• Required work:
Below are entries; count the lines containing the string "open". The answer is that number alone.

★ ★ ★ ★ ★ ★ ★

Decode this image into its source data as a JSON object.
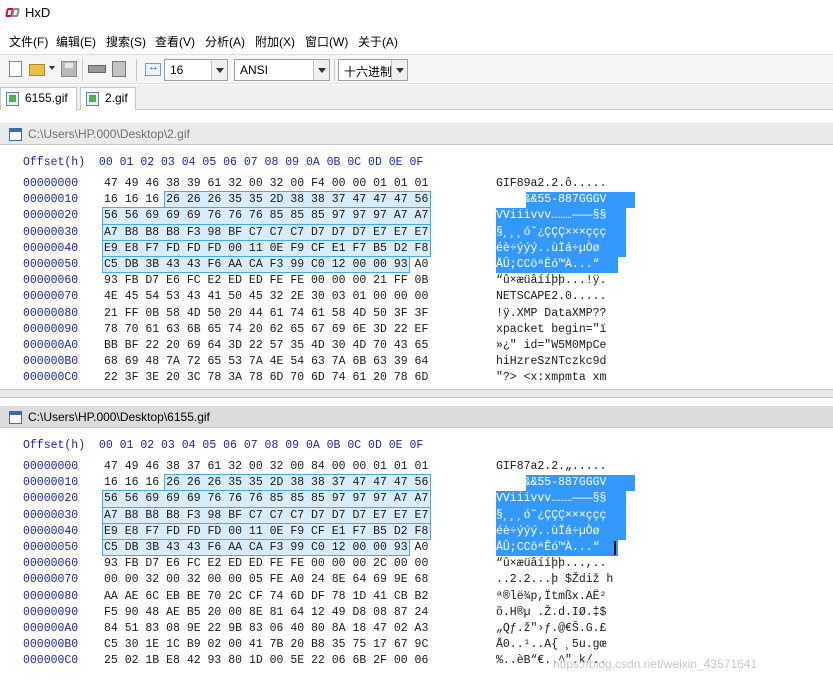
{
  "app": {
    "title": "HxD"
  },
  "menu": [
    "文件(F)",
    "编辑(E)",
    "搜索(S)",
    "查看(V)",
    "分析(A)",
    "附加(X)",
    "窗口(W)",
    "关于(A)"
  ],
  "toolbar": {
    "icons": [
      "new-file-icon",
      "open-file-icon",
      "save-icon",
      "open-ram-icon",
      "open-disk-icon",
      "bytes-per-row-icon"
    ],
    "bytes_per_row": "16",
    "charset": "ANSI",
    "offset_base": "十六进制"
  },
  "tabs": [
    {
      "label": "6155.gif",
      "active": false
    },
    {
      "label": "2.gif",
      "active": true
    }
  ],
  "panels": [
    {
      "path": "C:\\Users\\HP.000\\Desktop\\2.gif",
      "header": "Offset(h)  00 01 02 03 04 05 06 07 08 09 0A 0B 0C 0D 0E 0F",
      "rows": [
        {
          "offset": "00000000",
          "bytes": "47 49 46 38 39 61 32 00 32 00 F4 00 00 01 01 01",
          "text": "GIF89a2.2.ô....."
        },
        {
          "offset": "00000010",
          "bytes": "16 16 16 26 26 26 35 35 2D 38 38 37 47 47 47 56",
          "text": "...&&&55-887GGGV"
        },
        {
          "offset": "00000020",
          "bytes": "56 56 69 69 69 76 76 76 85 85 85 97 97 97 A7 A7",
          "text": "VViiivvv………———§§"
        },
        {
          "offset": "00000030",
          "bytes": "A7 B8 B8 B8 F3 98 BF C7 C7 C7 D7 D7 D7 E7 E7 E7",
          "text": "§¸¸¸ó˜¿ÇÇÇ×××ççç"
        },
        {
          "offset": "00000040",
          "bytes": "E9 E8 F7 FD FD FD 00 11 0E F9 CF E1 F7 B5 D2 F8",
          "text": "éè÷ýýý..ùÏá÷µÒø"
        },
        {
          "offset": "00000050",
          "bytes": "C5 DB 3B 43 43 F6 AA CA F3 99 C0 12 00 00 93 A0",
          "text": "ÅÛ;CCöªÊó™À...“ "
        },
        {
          "offset": "00000060",
          "bytes": "93 FB D7 E6 FC E2 ED ED FE FE 00 00 00 21 FF 0B",
          "text": "“û×æüâííþþ...!ÿ."
        },
        {
          "offset": "00000070",
          "bytes": "4E 45 54 53 43 41 50 45 32 2E 30 03 01 00 00 00",
          "text": "NETSCAPE2.0....."
        },
        {
          "offset": "00000080",
          "bytes": "21 FF 0B 58 4D 50 20 44 61 74 61 58 4D 50 3F 3F",
          "text": "!ÿ.XMP DataXMP??"
        },
        {
          "offset": "00000090",
          "bytes": "78 70 61 63 6B 65 74 20 62 65 67 69 6E 3D 22 EF",
          "text": "xpacket begin=\"ï"
        },
        {
          "offset": "000000A0",
          "bytes": "BB BF 22 20 69 64 3D 22 57 35 4D 30 4D 70 43 65",
          "text": "»¿\" id=\"W5M0MpCe"
        },
        {
          "offset": "000000B0",
          "bytes": "68 69 48 7A 72 65 53 7A 4E 54 63 7A 6B 63 39 64",
          "text": "hiHzreSzNTczkc9d"
        },
        {
          "offset": "000000C0",
          "bytes": "22 3F 3E 20 3C 78 3A 78 6D 70 6D 74 61 20 78 6D",
          "text": "\"?> <x:xmpmta xm"
        }
      ]
    },
    {
      "path": "C:\\Users\\HP.000\\Desktop\\6155.gif",
      "header": "Offset(h)  00 01 02 03 04 05 06 07 08 09 0A 0B 0C 0D 0E 0F",
      "rows": [
        {
          "offset": "00000000",
          "bytes": "47 49 46 38 37 61 32 00 32 00 84 00 00 01 01 01",
          "text": "GIF87a2.2.„....."
        },
        {
          "offset": "00000010",
          "bytes": "16 16 16 26 26 26 35 35 2D 38 38 37 47 47 47 56",
          "text": "...&&&55-887GGGV"
        },
        {
          "offset": "00000020",
          "bytes": "56 56 69 69 69 76 76 76 85 85 85 97 97 97 A7 A7",
          "text": "VViiivvv………———§§"
        },
        {
          "offset": "00000030",
          "bytes": "A7 B8 B8 B8 F3 98 BF C7 C7 C7 D7 D7 D7 E7 E7 E7",
          "text": "§¸¸¸ó˜¿ÇÇÇ×××ççç"
        },
        {
          "offset": "00000040",
          "bytes": "E9 E8 F7 FD FD FD 00 11 0E F9 CF E1 F7 B5 D2 F8",
          "text": "éè÷ýýý..ùÏá÷µÒø"
        },
        {
          "offset": "00000050",
          "bytes": "C5 DB 3B 43 43 F6 AA CA F3 99 C0 12 00 00 93 A0",
          "text": "ÅÛ;CCöªÊó™À...“ "
        },
        {
          "offset": "00000060",
          "bytes": "93 FB D7 E6 FC E2 ED ED FE FE 00 00 00 2C 00 00",
          "text": "“û×æüâííþþ...,.."
        },
        {
          "offset": "00000070",
          "bytes": "00 00 32 00 32 00 00 05 FE A0 24 8E 64 69 9E 68",
          "text": "..2.2...þ $Ždiž h"
        },
        {
          "offset": "00000080",
          "bytes": "AA AE 6C EB BE 70 2C CF 74 6D DF 78 1D 41 CB B2",
          "text": "ª®lë¾p,Ïtmßx.AË²"
        },
        {
          "offset": "00000090",
          "bytes": "F5 90 48 AE B5 20 00 8E 81 64 12 49 D8 08 87 24",
          "text": "õ.H®µ .Ž.d.IØ.‡$"
        },
        {
          "offset": "000000A0",
          "bytes": "84 51 83 08 9E 22 9B 83 06 40 80 8A 18 47 02 A3",
          "text": "„Qƒ.ž\"›ƒ.@€Š.G.£"
        },
        {
          "offset": "000000B0",
          "bytes": "C5 30 1E 1C B9 02 00 41 7B 20 B8 35 75 17 67 9C",
          "text": "Å0..¹..A{ ¸5u.gœ"
        },
        {
          "offset": "000000C0",
          "bytes": "25 02 1B E8 42 93 80 1D 00 5E 22 06 6B 2F 00 06",
          "text": "%..èB“€..^\".k/.."
        }
      ]
    }
  ],
  "watermark": "https://blog.csdn.net/weixin_43571641"
}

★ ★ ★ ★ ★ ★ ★

• Solution to this exercise:
3